**Required action**
Write out the records in full and without alteration, setting aside their pictures.

**Data about app and page elements**
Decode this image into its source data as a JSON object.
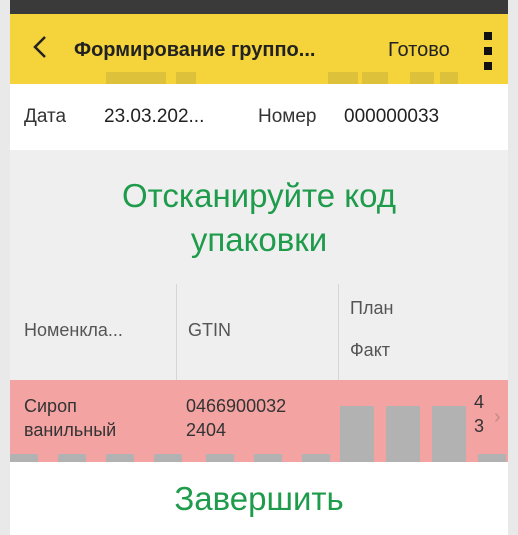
{
  "appbar": {
    "back_icon": "chevron-left-icon",
    "title": "Формирование группо...",
    "done_label": "Готово",
    "menu_icon": "kebab-menu-icon",
    "accent": "#f5d33a"
  },
  "info": {
    "date_label": "Дата",
    "date_value": "23.03.202...",
    "number_label": "Номер",
    "number_value": "000000033"
  },
  "prompt": {
    "line1": "Отсканируйте код",
    "line2": "упаковки",
    "color": "#1e9b4b"
  },
  "table": {
    "headers": {
      "nomenclature": "Номенкла...",
      "gtin": "GTIN",
      "plan": "План",
      "fact": "Факт"
    },
    "rows": [
      {
        "name_line1": "Сироп",
        "name_line2": "ванильный",
        "gtin_line1": "0466900032",
        "gtin_line2": "2404",
        "plan": "4",
        "fact": "3",
        "row_color": "#f4a3a3"
      }
    ]
  },
  "footer": {
    "finish_label": "Завершить"
  }
}
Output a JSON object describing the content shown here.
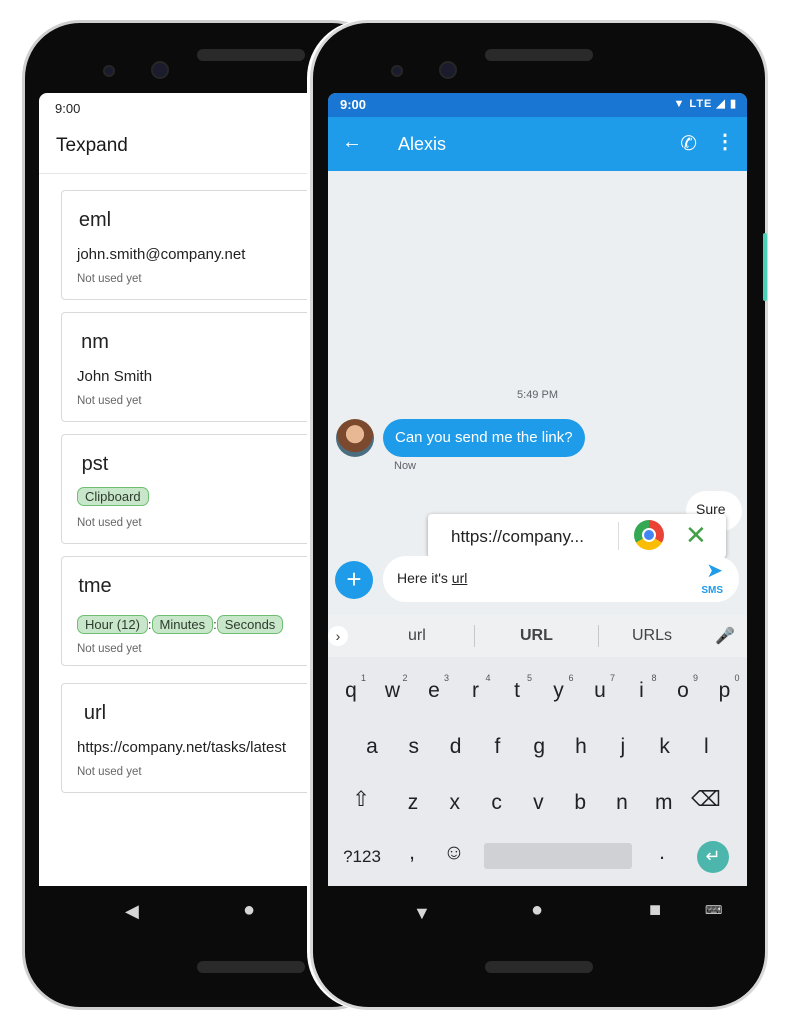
{
  "left_phone": {
    "status_time": "9:00",
    "app_title": "Texpand",
    "cards": [
      {
        "key": "eml",
        "value": "john.smith@company.net",
        "meta": "Not used yet"
      },
      {
        "key": "nm",
        "value": "John Smith",
        "meta": "Not used yet"
      },
      {
        "key": "pst",
        "chips": [
          "Clipboard"
        ],
        "meta": "Not used yet"
      },
      {
        "key": "tme",
        "chips": [
          "Hour (12)",
          "Minutes",
          "Seconds"
        ],
        "separator": ":",
        "meta": "Not used yet"
      },
      {
        "key": "url",
        "value": "https://company.net/tasks/latest",
        "meta": "Not used yet"
      }
    ]
  },
  "right_phone": {
    "status_time": "9:00",
    "status_icons": "▼ LTE ◢ ▮",
    "contact_name": "Alexis",
    "timestamp": "5:49 PM",
    "incoming_message": "Can you send me the link?",
    "incoming_time": "Now",
    "outgoing_message": "Sure",
    "suggestion_url": "https://company...",
    "compose_text": "Here it's ",
    "compose_underlined": "url",
    "send_label": "SMS",
    "keyboard": {
      "suggestions": [
        "url",
        "URL",
        "URLs"
      ],
      "row1": [
        "q",
        "w",
        "e",
        "r",
        "t",
        "y",
        "u",
        "i",
        "o",
        "p"
      ],
      "row1_numbers": [
        "1",
        "2",
        "3",
        "4",
        "5",
        "6",
        "7",
        "8",
        "9",
        "0"
      ],
      "row2": [
        "a",
        "s",
        "d",
        "f",
        "g",
        "h",
        "j",
        "k",
        "l"
      ],
      "row3": [
        "z",
        "x",
        "c",
        "v",
        "b",
        "n",
        "m"
      ],
      "symbols_key": "?123",
      "comma": ",",
      "period": "."
    }
  },
  "colors": {
    "primary": "#1e9be9",
    "status": "#1976d2",
    "chip_bg": "#c8e6c9",
    "enter": "#4db6ac"
  }
}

**Task answer**
Decode this image into its source data as a JSON object.
{
  "appbar": {
    "back_icon": "chevron-left-icon",
    "title": "Формирование группо...",
    "done_label": "Готово",
    "menu_icon": "kebab-menu-icon",
    "accent": "#f5d33a"
  },
  "info": {
    "date_label": "Дата",
    "date_value": "23.03.202...",
    "number_label": "Номер",
    "number_value": "000000033"
  },
  "prompt": {
    "line1": "Отсканируйте код",
    "line2": "упаковки",
    "color": "#1e9b4b"
  },
  "table": {
    "headers": {
      "nomenclature": "Номенкла...",
      "gtin": "GTIN",
      "plan": "План",
      "fact": "Факт"
    },
    "rows": [
      {
        "name_line1": "Сироп",
        "name_line2": "ванильный",
        "gtin_line1": "0466900032",
        "gtin_line2": "2404",
        "plan": "4",
        "fact": "3",
        "row_color": "#f4a3a3"
      }
    ]
  },
  "footer": {
    "finish_label": "Завершить"
  }
}
Output a JSON object describing the content shown here.
{
  "left_phone": {
    "status_time": "9:00",
    "app_title": "Texpand",
    "cards": [
      {
        "key": "eml",
        "value": "john.smith@company.net",
        "meta": "Not used yet"
      },
      {
        "key": "nm",
        "value": "John Smith",
        "meta": "Not used yet"
      },
      {
        "key": "pst",
        "chips": [
          "Clipboard"
        ],
        "meta": "Not used yet"
      },
      {
        "key": "tme",
        "chips": [
          "Hour (12)",
          "Minutes",
          "Seconds"
        ],
        "separator": ":",
        "meta": "Not used yet"
      },
      {
        "key": "url",
        "value": "https://company.net/tasks/latest",
        "meta": "Not used yet"
      }
    ]
  },
  "right_phone": {
    "status_time": "9:00",
    "status_icons": "▼ LTE ◢ ▮",
    "contact_name": "Alexis",
    "timestamp": "5:49 PM",
    "incoming_message": "Can you send me the link?",
    "incoming_time": "Now",
    "outgoing_message": "Sure",
    "suggestion_url": "https://company...",
    "compose_text": "Here it's ",
    "compose_underlined": "url",
    "send_label": "SMS",
    "keyboard": {
      "suggestions": [
        "url",
        "URL",
        "URLs"
      ],
      "row1": [
        "q",
        "w",
        "e",
        "r",
        "t",
        "y",
        "u",
        "i",
        "o",
        "p"
      ],
      "row1_numbers": [
        "1",
        "2",
        "3",
        "4",
        "5",
        "6",
        "7",
        "8",
        "9",
        "0"
      ],
      "row2": [
        "a",
        "s",
        "d",
        "f",
        "g",
        "h",
        "j",
        "k",
        "l"
      ],
      "row3": [
        "z",
        "x",
        "c",
        "v",
        "b",
        "n",
        "m"
      ],
      "symbols_key": "?123",
      "comma": ",",
      "period": "."
    }
  },
  "colors": {
    "primary": "#1e9be9",
    "status": "#1976d2",
    "chip_bg": "#c8e6c9",
    "enter": "#4db6ac"
  }
}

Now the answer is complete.